I leave you with two action items. First, I’d recommend experimenting with legislative entrenchment as a strategy on negative given how easily it can win you rounds. But second, in order to avoid falling for this and similar strategies, I’d encourage you to rethink your view of fiat. I can think of two options you have. One, you can abandon the hypothetical fiat world model and spend time internalizing the technical view. Two, if you prefer operating on the simplified model (and that may be advisable for the sake of both clarity and staying on the same page as your judges), modify your view in order to think of fiat as a hyper-legal and enduring force. That is, most people think the following about fiat:
- Fiat functions as a legal authority (it grants aff the legal powers necessary to ensure passage of the plan), and

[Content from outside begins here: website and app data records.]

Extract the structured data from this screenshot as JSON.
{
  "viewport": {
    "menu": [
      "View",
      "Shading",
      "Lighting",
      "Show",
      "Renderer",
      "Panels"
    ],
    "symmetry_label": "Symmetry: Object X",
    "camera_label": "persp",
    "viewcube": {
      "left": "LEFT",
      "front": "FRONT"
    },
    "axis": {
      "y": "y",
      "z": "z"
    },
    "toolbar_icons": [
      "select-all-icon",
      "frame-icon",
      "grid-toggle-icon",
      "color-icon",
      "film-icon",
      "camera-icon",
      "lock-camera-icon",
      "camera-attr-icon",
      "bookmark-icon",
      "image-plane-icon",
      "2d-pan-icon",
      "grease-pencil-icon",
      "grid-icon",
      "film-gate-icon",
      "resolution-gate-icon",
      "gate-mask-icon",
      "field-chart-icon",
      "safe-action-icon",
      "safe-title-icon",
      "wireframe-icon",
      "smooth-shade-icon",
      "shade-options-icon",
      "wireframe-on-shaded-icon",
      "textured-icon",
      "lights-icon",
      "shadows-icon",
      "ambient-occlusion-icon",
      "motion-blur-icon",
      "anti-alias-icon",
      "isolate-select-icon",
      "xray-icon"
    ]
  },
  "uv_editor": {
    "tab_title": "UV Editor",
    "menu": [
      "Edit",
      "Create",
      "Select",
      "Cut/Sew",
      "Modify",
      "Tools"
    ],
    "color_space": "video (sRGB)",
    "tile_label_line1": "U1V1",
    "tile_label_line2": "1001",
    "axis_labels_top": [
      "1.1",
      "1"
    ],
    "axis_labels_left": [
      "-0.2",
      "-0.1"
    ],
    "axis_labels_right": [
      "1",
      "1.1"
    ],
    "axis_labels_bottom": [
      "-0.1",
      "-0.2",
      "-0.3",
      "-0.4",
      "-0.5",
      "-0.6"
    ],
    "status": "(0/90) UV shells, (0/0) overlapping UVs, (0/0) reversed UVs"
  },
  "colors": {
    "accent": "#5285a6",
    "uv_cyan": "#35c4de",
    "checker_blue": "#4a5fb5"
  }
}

- Fiat is a “one-and-done” phenomenon (aff can use it to pass and implement their plan, but beyond that, the efficacy of their mandates depends on people following the law they put into place).
When I say to think of fiat as hyper-legal, I mean that you should change your view from “aff is guaranteed 51 votes in the Senate and 218 votes in the House” to “aff can guarantee that Congresspeople will choose to support the plan.” When I say to think of fiat as enduring, I mean that you should think of aff as being able to continually fiat the actor rather than only fiating it once (insofar as the action(s) aff fiats are specific in nature). With these modifications, the hypothetical fiat world model can better approximate the true nature of fiat because it moves the debate closer to “should.” It moves the aff from arguing “the US will pass a law that cannot be overturned in the future” to arguing “the US should pass a law, and it should voluntarily abstain from overturning it.”
If you have any questions or concerns, let me know in the comments, and I’d be more than happy to talk.
Hope y’all found this helpful!
Ben Brown is the blog manager for Ethos Debate LLC. He competed in Team Policy debate throughout high school, winning 1st place at the 2022 NCFCA national championship. When not debating, Ben can be found wishing he was debating, playing board games, or hanging out with friends and family.
There was a pretty robust debate between Eric Posner (he thought entrenchment was constitutional) and John Roberts and Erwin Chemerinsky (they thought it wasn’t) in the legal literature about twenty years ago. I’ll post the link to the Roberts and Chemerinsky piece here because it tracks back to Posner and Vermuele, and this will allow everyone to see how this debate works out in the “real world” of legal scholarship: https://scholarship.law.duke.edu/cgi/viewcontent.cgi?article=1587&context=faculty_scholarship
Of course a constitutional “Congress shall make no law…” clause does operate to prohibit certain legislation from being enacted or altered…laws entrenched by the Constitution.
And the clause prohibiting the removal of a states’ equal representation in the Senate without its consent limits what changes to the Constitution are allowed….an entrenched constitutional clause.And I imagine there could be an amendment that prohibited any amendment that would the effect of allowing changes in entrenched clauses.
So there are indeed layers of entrenchment/fiat.